A bear there was, a bear, a bear

The end-Cretaceous mass extinction knocked off not only the dinosaurs (except for birds), but also air-breathing marine predators like mososaurs and plesiosaurs. Birds and mammals started moving into the empty niche: penguins from early on, and eventually whales.
penguins

(Cartoon by Sam Gross. Not scientifically accurate.)

The whale story is particularly dramatic. When Darwin was tried to account for the evolution of whales from a land-dwelling ancestor, he cited accounts of bears swimming and feeding in water, and wrote “I can see no difficulty in a race of bears being rendered, by natural selection, more and more aquatic in their structure and habits, with larger and larger mouths, till a creature was produced as monstrous as a whale.” This statement attracted so much ridicule that Darwin took it out of later editions of the Orgin of Species. But he turns out to have been very much on target. We now have a great sequence of whale ancestors. The sequence runs from yesterday’s Pakicetus — a wolf size meat-and-fish eater that splashed along the shores of the ancient Tethys sea separating Africa from Eurasia — to today’s “walking whale,” Ambulocetus, and on to true whales. Darwin was sort of on the right track thinking of bears, but anatomy and genetics put the ancestors of whales firmly among artiodactyls – hooved animals including hippos, pigs, and cows.

Strange relations and island continents
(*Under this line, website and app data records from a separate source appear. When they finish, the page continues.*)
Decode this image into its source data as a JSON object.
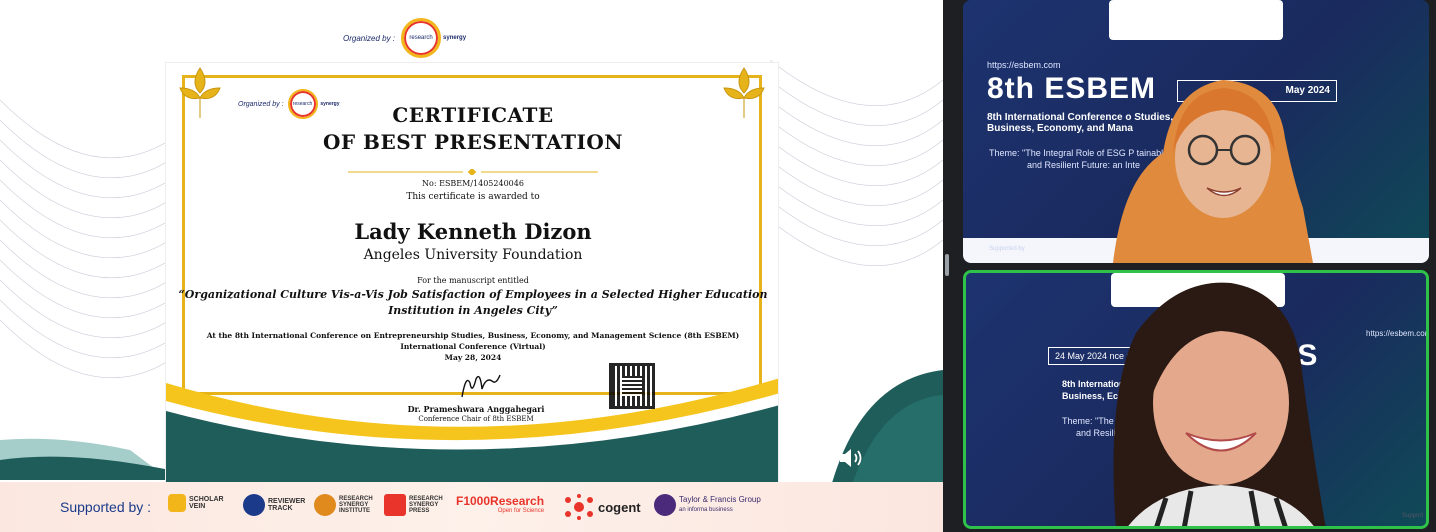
{
  "shared_screen": {
    "organized_by_label": "Organized by :",
    "organizer_logo_text": "research",
    "organizer_logo_text2": "synergy",
    "certificate": {
      "organized_by_label": "Organized by :",
      "title_line1": "CERTIFICATE",
      "title_line2": "OF BEST PRESENTATION",
      "number": "No: ESBEM/1405240046",
      "awarded_text": "This certificate is awarded to",
      "recipient_name": "Lady Kenneth Dizon",
      "institution": "Angeles University Foundation",
      "manuscript_label": "For the manuscript entitled",
      "manuscript_title_line1": "“Organizational Culture Vis-a-Vis Job Satisfaction of Employees in a Selected Higher Education",
      "manuscript_title_line2": "Institution in Angeles City”",
      "conference_line1": "At the 8th International Conference on Entrepreneurship Studies, Business, Economy, and Management Science (8th ESBEM)",
      "conference_line2": "International Conference (Virtual)",
      "date": "May 28, 2024",
      "signer_name": "Dr. Prameshwara Anggahegari",
      "signer_role": "Conference Chair of 8th ESBEM"
    },
    "supported_by_label": "Supported by :",
    "sponsors": [
      {
        "line1": "SCHOLAR",
        "line2": "VEIN"
      },
      {
        "line1": "REVIEWER",
        "line2": "TRACK"
      },
      {
        "line1": "RESEARCH",
        "line2": "SYNERGY",
        "line3": "INSTITUTE"
      },
      {
        "line1": "RESEARCH",
        "line2": "SYNERGY",
        "line3": "PRESS"
      },
      {
        "line1": "F1000Research",
        "line2": "Open for Science"
      },
      {
        "line1": "cogent"
      },
      {
        "line1": "Taylor & Francis Group",
        "line2": "an informa business"
      }
    ]
  },
  "video_tiles": [
    {
      "url": "https://esbem.com",
      "event": "8th ESBEM",
      "date_box": "May 2024",
      "line1": "8th International Conference o         Studies,",
      "line2": "Business, Economy, and Mana",
      "theme1": "Theme: \"The Integral Role of ESG P            tainable",
      "theme2": "and Resilient Future: an Inte",
      "supported": "Supported by"
    },
    {
      "url": "https://esbem.com",
      "event_left": "8th ES",
      "date_box": "24 May 2024    nce : 28 May 2024",
      "line1": "8th Internationa         urship Studies,",
      "line2": "Business, Econo",
      "theme1": "Theme: \"The Integ           a Sustainable",
      "theme2": "and Resili",
      "supported": "Support"
    }
  ],
  "colors": {
    "active_speaker_border": "#2ec24a",
    "certificate_gold": "#e6b41a",
    "certificate_teal": "#1f5d5a",
    "slide_navy": "#1a2a5e"
  }
}
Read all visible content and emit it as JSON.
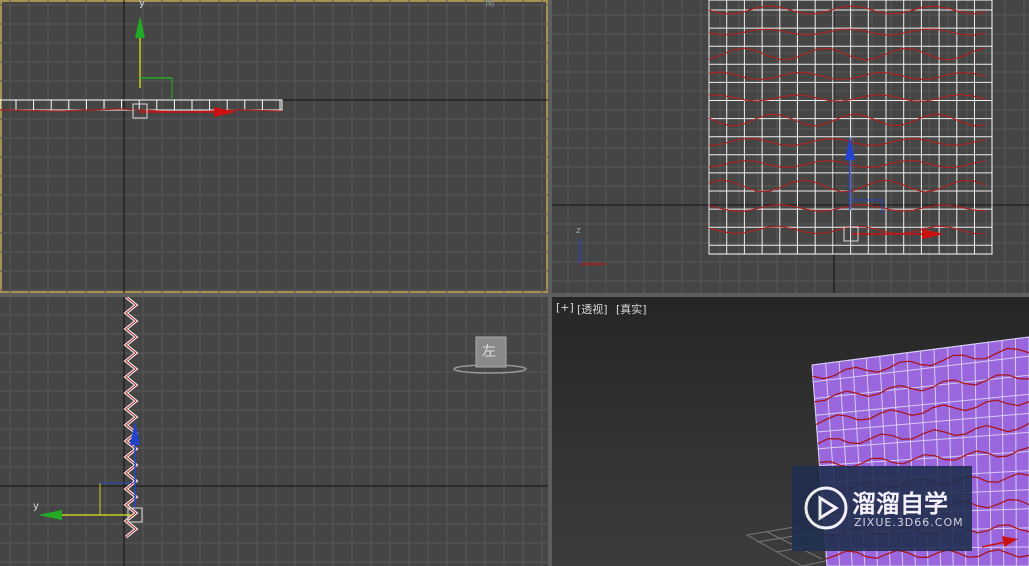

We’ve now reached the Cenozoic era – our era. The transition from Paleocene to Eocene epochs in the early Cenozoic (55 million years ago) saw a spike in CO2 levels and a sharp rise in temperatures that lasted for several hundred thousand years – perhaps an analog for human-caused global warming in our own time.

We’ve seen a great many catastrophes in the history of life, and been reminded of the role of sheer chance in evolution. But the Cenozoic also sees a dramatic adaptive radiation and the steady progress of arms races among survivors of the great dinosaur die-off. Four large scale groupings of placental mammals have already appeared: Afrotheres (aardvarks, hyraxes, elephants, and sea cows), Xenarthrans (anteaters, armadillos, and sloths), Laurasiatheres (shrews, hedgehogs, pangolins, bats, whales, hoofed animals, and carnivores), and Supraprimates (aka Euarchontoglires, including rodents, tree shrews, and primates). This grouping of mammals is anything but obvious – it’s only with DNA sequencing that it has emerged. What’s noticeable is the association with different continents: Afrotheres with Africa, Xenarthrans with South America, and the others with the monster content of Laurasia (Eurasia and North America). Looking beyond placental mammals we see other continental associations: marsupials flourish in South America and Australia, and giant flightless “terror birds” carry on rather like predatory dinosaurs in South America.

There is a pattern here. Evolutionary arms races are most intense in the supercontinent of Laurasia (eventually joined by India and Africa). The island continents of South America and Australia stand apart, and they fare poorly when they start exchanging fauna with the rest of the world. We’ll see a similar pattern – large areas stimulate more competition, and more intense evolution, isolated areas are at a disadvantage – when we start looking at human history. (This is a major theme of Diamond’s deservedly popular Guns, Germs, and Steel.)